**WHAT THE TASK ASKS**
To complete this task, print all the data below exactly but leave out the images.

Items from an interface collection
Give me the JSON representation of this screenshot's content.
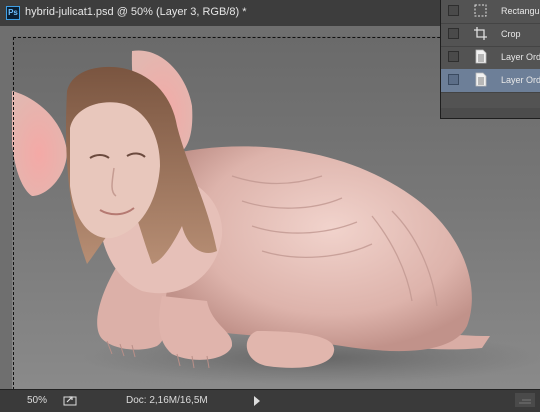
{
  "document": {
    "app_icon_text": "Ps",
    "title": "hybrid-julicat1.psd @ 50% (Layer 3, RGB/8) *"
  },
  "history": {
    "items": [
      {
        "label": "Rectangu",
        "icon": "rect-marquee-icon",
        "selected": false
      },
      {
        "label": "Crop",
        "icon": "crop-icon",
        "selected": false
      },
      {
        "label": "Layer Ord",
        "icon": "document-icon",
        "selected": false
      },
      {
        "label": "Layer Ord",
        "icon": "document-icon",
        "selected": true
      }
    ]
  },
  "status": {
    "zoom": "50%",
    "doc_size": "Doc: 2,16M/16,5M"
  },
  "colors": {
    "app_bg": "#282828",
    "panel_bg": "#535353",
    "selected_row": "#6d7f98",
    "canvas_bg": "#777777",
    "skin": "#e6c2bb"
  }
}
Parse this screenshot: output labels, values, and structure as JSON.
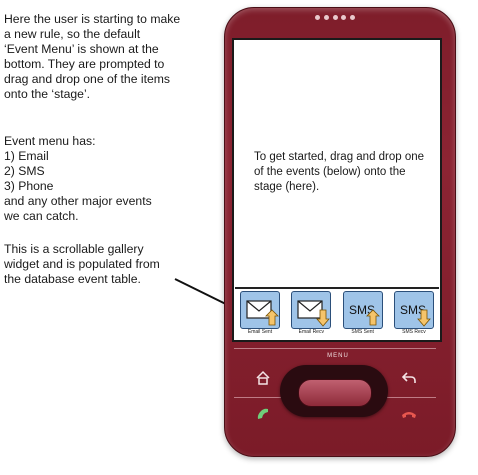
{
  "annotations": {
    "intro": [
      "Here the user is starting to make",
      "a new rule, so the default",
      "‘Event Menu’ is shown at the",
      "bottom. They are prompted to",
      "drag and drop one of the items",
      "onto the ‘stage’."
    ],
    "event_menu": [
      "Event menu has:",
      "1) Email",
      "2) SMS",
      "3) Phone",
      "and any other major events",
      "we can catch."
    ],
    "gallery_note": [
      "This is a scrollable gallery",
      "widget and is populated from",
      "the database event table."
    ]
  },
  "screen": {
    "stage_message": "To get started, drag and drop one of the events (below) onto the stage (here)."
  },
  "gallery": {
    "items": [
      {
        "caption": "Email Sent",
        "icon": "envelope-icon",
        "arrow": "up"
      },
      {
        "caption": "Email Recv",
        "icon": "envelope-icon",
        "arrow": "down"
      },
      {
        "caption": "SMS Sent",
        "icon_text": "SMS",
        "arrow": "up"
      },
      {
        "caption": "SMS Recv",
        "icon_text": "SMS",
        "arrow": "down"
      }
    ]
  },
  "hardware": {
    "menu_label": "MENU",
    "buttons": [
      "home-icon",
      "back-icon",
      "call-icon",
      "end-call-icon"
    ]
  },
  "colors": {
    "phone_body": "#8c2433",
    "gallery_icon_fill": "#9fc4e8",
    "arrow_fill": "#f5c46a"
  }
}
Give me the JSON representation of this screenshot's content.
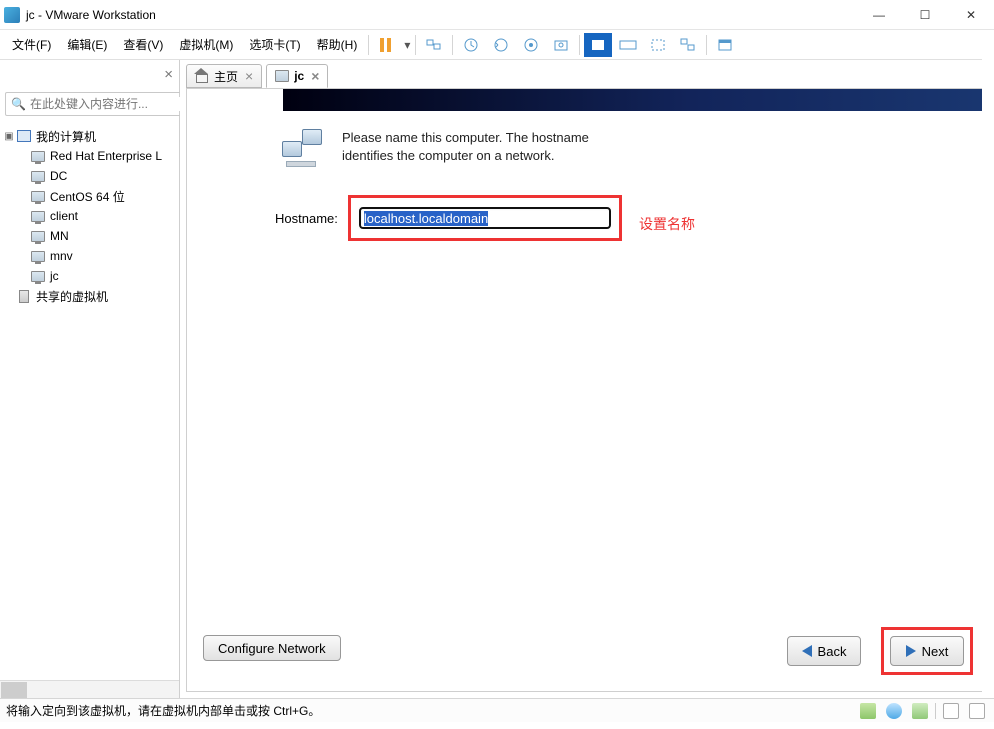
{
  "window": {
    "title": "jc - VMware Workstation"
  },
  "menu": {
    "file": "文件(F)",
    "edit": "编辑(E)",
    "view": "查看(V)",
    "vm": "虚拟机(M)",
    "tabs": "选项卡(T)",
    "help": "帮助(H)"
  },
  "sidebar": {
    "search_placeholder": "在此处键入内容进行...",
    "root": "我的计算机",
    "items": [
      "Red Hat Enterprise L",
      "DC",
      "CentOS 64 位",
      "client",
      "MN",
      "mnv",
      "jc"
    ],
    "shared": "共享的虚拟机"
  },
  "tabs": {
    "home": "主页",
    "jc": "jc"
  },
  "installer": {
    "intro": "Please name this computer.  The hostname identifies the computer on a network.",
    "hostname_label": "Hostname:",
    "hostname_value": "localhost.localdomain",
    "configure_network": "Configure Network",
    "back": "Back",
    "next": "Next"
  },
  "annotation": "设置名称",
  "status": {
    "message": "将输入定向到该虚拟机，请在虚拟机内部单击或按 Ctrl+G。"
  }
}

**RESULT OF THE EXERCISE**
Give me the JSON representation of this screenshot's content.
{
  "document": {
    "app_icon_text": "Ps",
    "title": "hybrid-julicat1.psd @ 50% (Layer 3, RGB/8) *"
  },
  "history": {
    "items": [
      {
        "label": "Rectangu",
        "icon": "rect-marquee-icon",
        "selected": false
      },
      {
        "label": "Crop",
        "icon": "crop-icon",
        "selected": false
      },
      {
        "label": "Layer Ord",
        "icon": "document-icon",
        "selected": false
      },
      {
        "label": "Layer Ord",
        "icon": "document-icon",
        "selected": true
      }
    ]
  },
  "status": {
    "zoom": "50%",
    "doc_size": "Doc: 2,16M/16,5M"
  },
  "colors": {
    "app_bg": "#282828",
    "panel_bg": "#535353",
    "selected_row": "#6d7f98",
    "canvas_bg": "#777777",
    "skin": "#e6c2bb"
  }
}
Parse this screenshot: output labels, values, and structure as JSON.
{
  "annotations": {
    "intro": [
      "Here the user is starting to make",
      "a new rule, so the default",
      "‘Event Menu’ is shown at the",
      "bottom. They are prompted to",
      "drag and drop one of the items",
      "onto the ‘stage’."
    ],
    "event_menu": [
      "Event menu has:",
      "1) Email",
      "2) SMS",
      "3) Phone",
      "and any other major events",
      "we can catch."
    ],
    "gallery_note": [
      "This is a scrollable gallery",
      "widget and is populated from",
      "the database event table."
    ]
  },
  "screen": {
    "stage_message": "To get started, drag and drop one of the events (below) onto the stage (here)."
  },
  "gallery": {
    "items": [
      {
        "caption": "Email Sent",
        "icon": "envelope-icon",
        "arrow": "up"
      },
      {
        "caption": "Email Recv",
        "icon": "envelope-icon",
        "arrow": "down"
      },
      {
        "caption": "SMS Sent",
        "icon_text": "SMS",
        "arrow": "up"
      },
      {
        "caption": "SMS Recv",
        "icon_text": "SMS",
        "arrow": "down"
      }
    ]
  },
  "hardware": {
    "menu_label": "MENU",
    "buttons": [
      "home-icon",
      "back-icon",
      "call-icon",
      "end-call-icon"
    ]
  },
  "colors": {
    "phone_body": "#8c2433",
    "gallery_icon_fill": "#9fc4e8",
    "arrow_fill": "#f5c46a"
  }
}
Give me the JSON representation of this screenshot's content.
{
  "window": {
    "title": "jc - VMware Workstation"
  },
  "menu": {
    "file": "文件(F)",
    "edit": "编辑(E)",
    "view": "查看(V)",
    "vm": "虚拟机(M)",
    "tabs": "选项卡(T)",
    "help": "帮助(H)"
  },
  "sidebar": {
    "search_placeholder": "在此处键入内容进行...",
    "root": "我的计算机",
    "items": [
      "Red Hat Enterprise L",
      "DC",
      "CentOS 64 位",
      "client",
      "MN",
      "mnv",
      "jc"
    ],
    "shared": "共享的虚拟机"
  },
  "tabs": {
    "home": "主页",
    "jc": "jc"
  },
  "installer": {
    "intro": "Please name this computer.  The hostname identifies the computer on a network.",
    "hostname_label": "Hostname:",
    "hostname_value": "localhost.localdomain",
    "configure_network": "Configure Network",
    "back": "Back",
    "next": "Next"
  },
  "annotation": "设置名称",
  "status": {
    "message": "将输入定向到该虚拟机，请在虚拟机内部单击或按 Ctrl+G。"
  }
}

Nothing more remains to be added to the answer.